At the onset of COVID, and after a heated discussion with her boyfriend, Anjali decided to enter therapy to help her manage her low-grade depression. Like many people her age, she had moved home during the pandemic, and she knew she would be sucked back into the pattern of putting her family’s needs above her own if she did not seek help.
However, she first had to face her own biases, which were more ingrained than she had imagined. Unexplored biases are common among Indians who have grown up in the United States with traditional parents, said Sruthi Swami, Assistant Professor of Psychology at California State University, Fresno. While they want to be progressive, they often hold preconceived notions about therapy and those who seek it out because of their parent’s views.

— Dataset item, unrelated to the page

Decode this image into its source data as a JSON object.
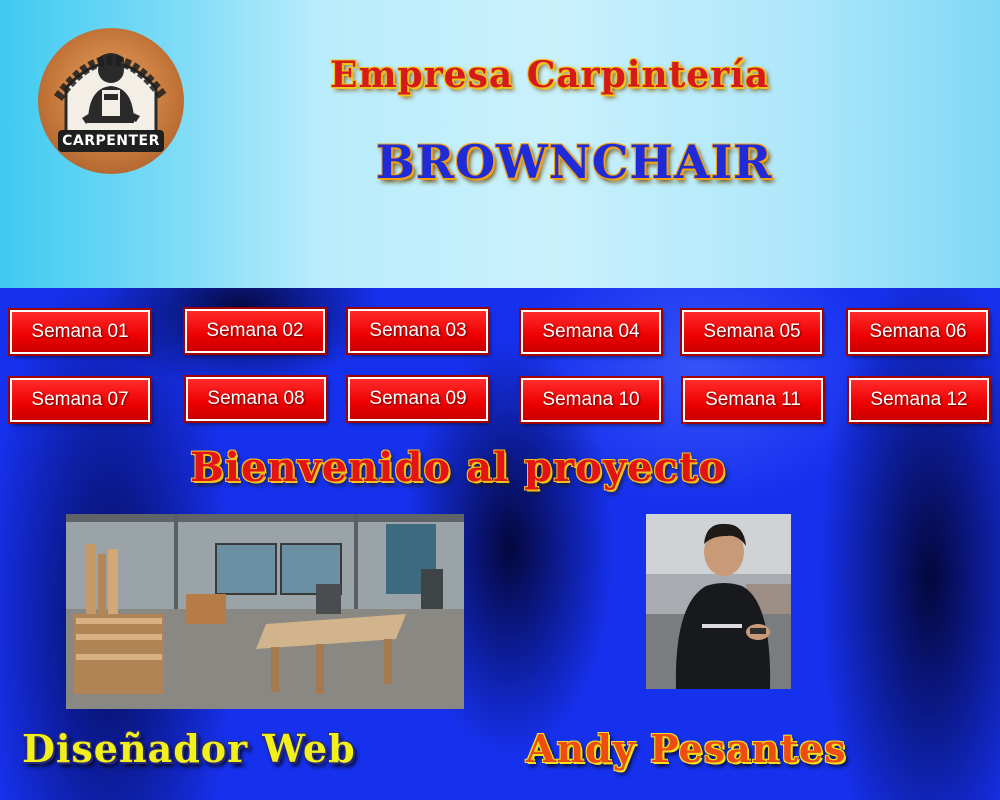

Anjali had been a vocal advocate for therapy since her early days in college. However, when her boyfriend suggested that she could benefit from it, she realized her faith in the practice only extended so far. “My entire self- identity and self-worth were defined by my academic ability,” Anjali said. For her, the idea of needing support meant she was no longer a success but a failure.
For Meena, therapy was an exclusively American concept. “It was always like, “these Americans don’t know how to handle things,” and so they all go to psychologists, and they get drugs,” she said.
When Meena was admitted to the psychiatric ward by her college health department, her image of those who needed therapy terrified her. Had she become one of those people? Meena could not accept that possibility and, therefore, could not accept therapy.
Meena pushed through her college years without therapy but was eventually drawn back to it at twenty- three. During her time at Wellesley College, she had started dating a transgender man whom she knew her Indian American family would have difficulty accepting. She needed help deciding whether she should stay with him or honor her family’s values. While Meena was guarded at first because of her college experience, she eventually realized she held a misconstrued image of those with mental illnesses. However, she did not tell her family about this realization or that she was in therapy for years.
Meena is now talking with her mother about intergenerational trauma, mental illnesses, and how therapy can break unhealthy patterns. Anjali also initiated similar conversations with her mother.
Anjali and Meena are now trying to break the taboos against depression and therapy in their families and communities. They are determined to prevent future generations from feeling the same level of fear, uncertainty, and loneliness they did. As Meena said, “when we stigmatize mental health, we ultimately stigmatize ourselves.”
*Meena and Anjali requested we use pseudonyms to protect their families’ privacy.